A great northern comedy with a dramatic heart.

The play centres on the sensitive Arthur and his new bride forced by economic circumstances to live with his parents – a gentle mum and a good-hearted but rough-tongued dad.

The lack of privacy is so inhibiting that Arthur is unable to consummate the marriage, and gradually word gets around.

But fortunately Arthur becomes so humiliated and enraged that he loses his inhibitions. Cue Beethoven’s 5th Symphony!

First produced at RLT in 1972.

Produced by Simon Cox.

 

 

All in Good Time Review
by Graeme Cumming

Last Friday saw the opening night of Retford Little Theatre's first play of the season.

All in Good Time was originally produced in the early 1960s and is perhaps better known for its film adaptation, The Family Way.

Billed as "a northern comedy with a dramatic heart", it meets as expectations. The action surrounds Arthur and Violet beginning married life under the same roof as his parents, and Arthur's resulting inability to consummate the marriage.

Thanks to some fine acting from all cast members, we feel Arthur's pain and Violet's frustration, while their respective parents project their own feelings and experiences on to the young couple.

All of this is expressed in a mixture of heated exchanges, unsolicited advice and blunt one-liners (Joan Young establishing herself
as the queen of the dry put-down).

The large cast makes it difficult to highlight individual performances, but two new faces at the Little Theatre deserve special mention. Amy Wiles ably explores the sensitive balance between Violet's gentle understanding of Arthur's problem and her concern at his growing anger. Deej Mitchell, on the other hand, plays Arthur's brother - a slightly ambiguous role at times - and delivers some comic one-liners with perfect timing.

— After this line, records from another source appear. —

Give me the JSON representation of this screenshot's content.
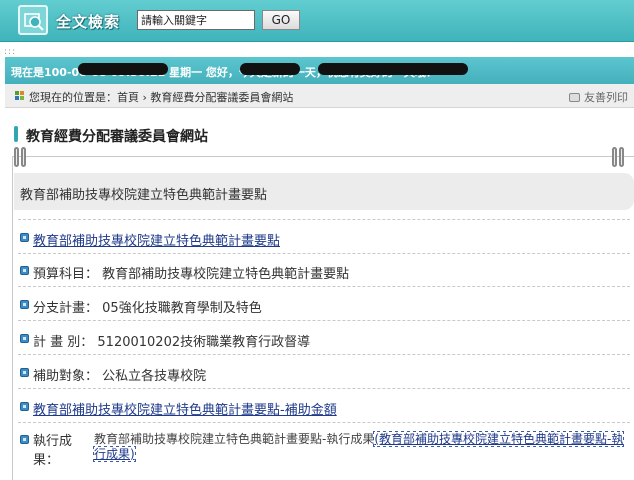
{
  "search": {
    "title": "全文檢索",
    "placeholder": "請輸入關鍵字",
    "go_label": "GO"
  },
  "info_bar": {
    "text": "現在是100-08-08 09:30:21 星期一 您好，今天是新的一天，祝您有美好的一天哦！"
  },
  "breadcrumb": {
    "prefix": "您現在的位置是：",
    "home": "首頁",
    "separator": "›",
    "current": "教育經費分配審議委員會網站"
  },
  "print": {
    "label": "友善列印"
  },
  "page": {
    "heading": "教育經費分配審議委員會網站",
    "section_title": "教育部補助技專校院建立特色典範計畫要點"
  },
  "rows": [
    {
      "kind": "link",
      "text": "教育部補助技專校院建立特色典範計畫要點"
    },
    {
      "kind": "field",
      "label": "預算科目：",
      "value": "教育部補助技專校院建立特色典範計畫要點"
    },
    {
      "kind": "field",
      "label": "分支計畫：",
      "value": "05強化技職教育學制及特色"
    },
    {
      "kind": "field",
      "label": "計 畫 別：",
      "value": "5120010202技術職業教育行政督導"
    },
    {
      "kind": "field",
      "label": "補助對象：",
      "value": "公私立各技專校院"
    },
    {
      "kind": "link",
      "text": "教育部補助技專校院建立特色典範計畫要點-補助金額"
    },
    {
      "kind": "result",
      "label": "執行成果：",
      "text": "教育部補助技專校院建立特色典範計畫要點-執行成果",
      "link_text": "(教育部補助技專校院建立特色典範計畫要點-執行成果)"
    }
  ]
}
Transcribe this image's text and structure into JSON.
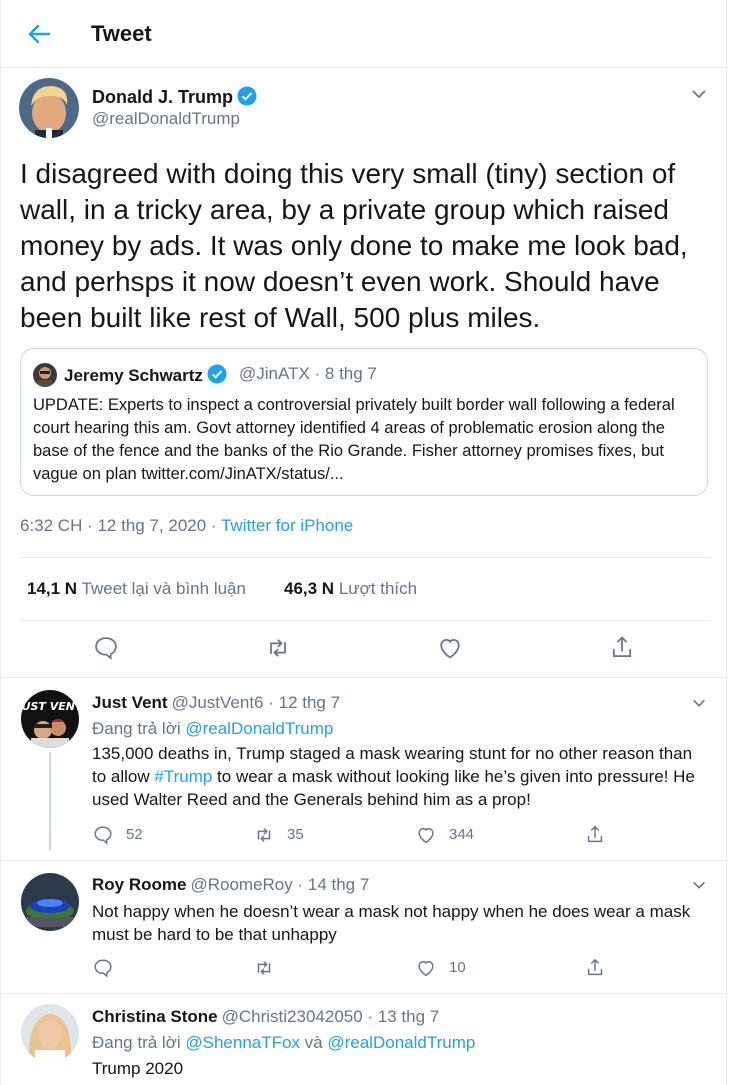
{
  "header": {
    "title": "Tweet"
  },
  "tweet": {
    "author_name": "Donald J. Trump",
    "author_handle": "@realDonaldTrump",
    "text": "I disagreed with doing this very small (tiny) section of wall, in a tricky area, by a private group which raised money by ads. It was only done to make me look bad, and perhsps it now doesn’t even work. Should have been built like rest of Wall, 500 plus miles.",
    "quote": {
      "author_name": "Jeremy Schwartz",
      "meta": "@JinATX · 8 thg 7",
      "text": "UPDATE: Experts to inspect a controversial privately built border wall following a federal court hearing this am. Govt attorney identified 4 areas of problematic erosion along the base of the fence and the banks of the Rio Grande. Fisher attorney promises fixes, but vague on plan twitter.com/JinATX/status/..."
    },
    "timestamp": "6:32 CH · 12 thg 7, 2020 · ",
    "source": "Twitter for iPhone",
    "retweets_count": "14,1 N",
    "retweets_label": "Tweet lại và bình luận",
    "likes_count": "46,3 N",
    "likes_label": "Lượt thích"
  },
  "replies": [
    {
      "name": "Just Vent",
      "meta": "@JustVent6 · 12 thg 7",
      "replying_prefix": "Đang trả lời ",
      "replying_to": "@realDonaldTrump",
      "replying_joiner": "",
      "replying_to2": "",
      "text_before": "135,000 deaths in, Trump staged a mask wearing stunt for no other reason than to allow ",
      "hashtag": "#Trump",
      "text_after": " to wear a mask without looking like he’s given into pressure! He used Walter Reed and the Generals behind him as a prop!",
      "reply_count": "52",
      "retweet_count": "35",
      "like_count": "344",
      "avatar_text": "JUST VENT"
    },
    {
      "name": "Roy Roome",
      "meta": "@RoomeRoy · 14 thg 7",
      "text": "Not happy when he doesn’t wear a mask not happy when he does wear a mask must be hard to be that unhappy",
      "reply_count": "",
      "retweet_count": "",
      "like_count": "10"
    },
    {
      "name": "Christina Stone",
      "meta": "@Christi23042050 · 13 thg 7",
      "replying_prefix": "Đang trả lời ",
      "replying_to": "@ShennaTFox",
      "replying_joiner": " và ",
      "replying_to2": "@realDonaldTrump",
      "text": "Trump 2020"
    }
  ],
  "colors": {
    "accent": "#1da1f2",
    "secondary_text": "#657786",
    "border": "#e6ecf0"
  }
}
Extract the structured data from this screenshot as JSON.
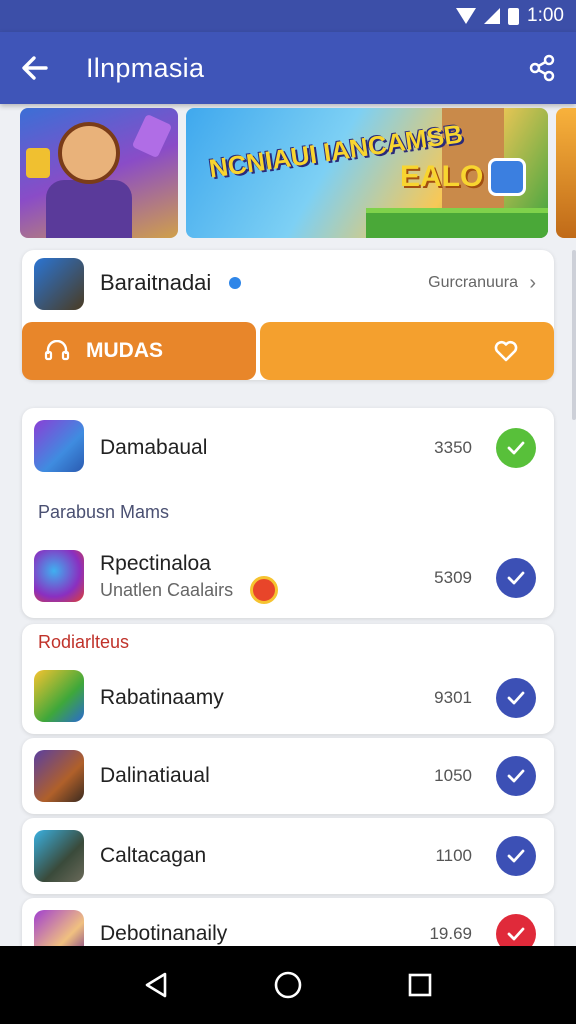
{
  "status_bar": {
    "time": "1:00"
  },
  "app_bar": {
    "title": "Ilnpmasia"
  },
  "featured": {
    "name": "Baraitnadai",
    "link_label": "Gurcranuura",
    "primary_button_label": "MUDAS"
  },
  "list_one": {
    "rows": [
      {
        "name": "Damabaual",
        "count": "3350",
        "status": "green"
      }
    ],
    "section_label": "Parabusn Mams",
    "section_rows": [
      {
        "name": "Rpectinaloa",
        "subtitle": "Unatlen Caalairs",
        "count": "5309",
        "status": "blue"
      }
    ]
  },
  "list_two": {
    "section_label": "Rodiarlteus",
    "rows": [
      {
        "name": "Rabatinaamy",
        "count": "9301",
        "status": "blue"
      },
      {
        "name": "Dalinatiaual",
        "count": "1050",
        "status": "blue"
      },
      {
        "name": "Caltacagan",
        "count": "1100",
        "status": "blue"
      },
      {
        "name": "Debotinanaily",
        "count": "19.69",
        "status": "red"
      }
    ]
  },
  "banners": {
    "banner_2_logo": "NCNIAUI IANCAMSB",
    "banner_2_brand": "EALO"
  },
  "colors": {
    "app_bar": "#3f55b8",
    "accent_orange": "#e8862a",
    "check_green": "#58c03a",
    "check_blue": "#3c50b5",
    "check_red": "#e02a3a"
  }
}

If I had a reservation at all, it related to certain set-pieces where different groups of people were talking at the same time.
The overlapping dialogue had the potential to cross a line into confusion, but the experienced cast kept it on the right side
of that line.

As ever with the Little Theatre, the set warrants comment. Cleverly devised to allow scenes to be played out in the bedroom
as well as a living room, it was used to great effect at what can best be described as the climax of the play.

Of course, all of this is only my opinion. What really counts is the audience reaction. Judging from the performance I saw, with
the laughter increasing as the story progressed and the characters became more familiar, I would say it was well received and deservedly so.

All in Good Time is an outstanding start to the season. Let's hope it sets the standard for the rest of the year.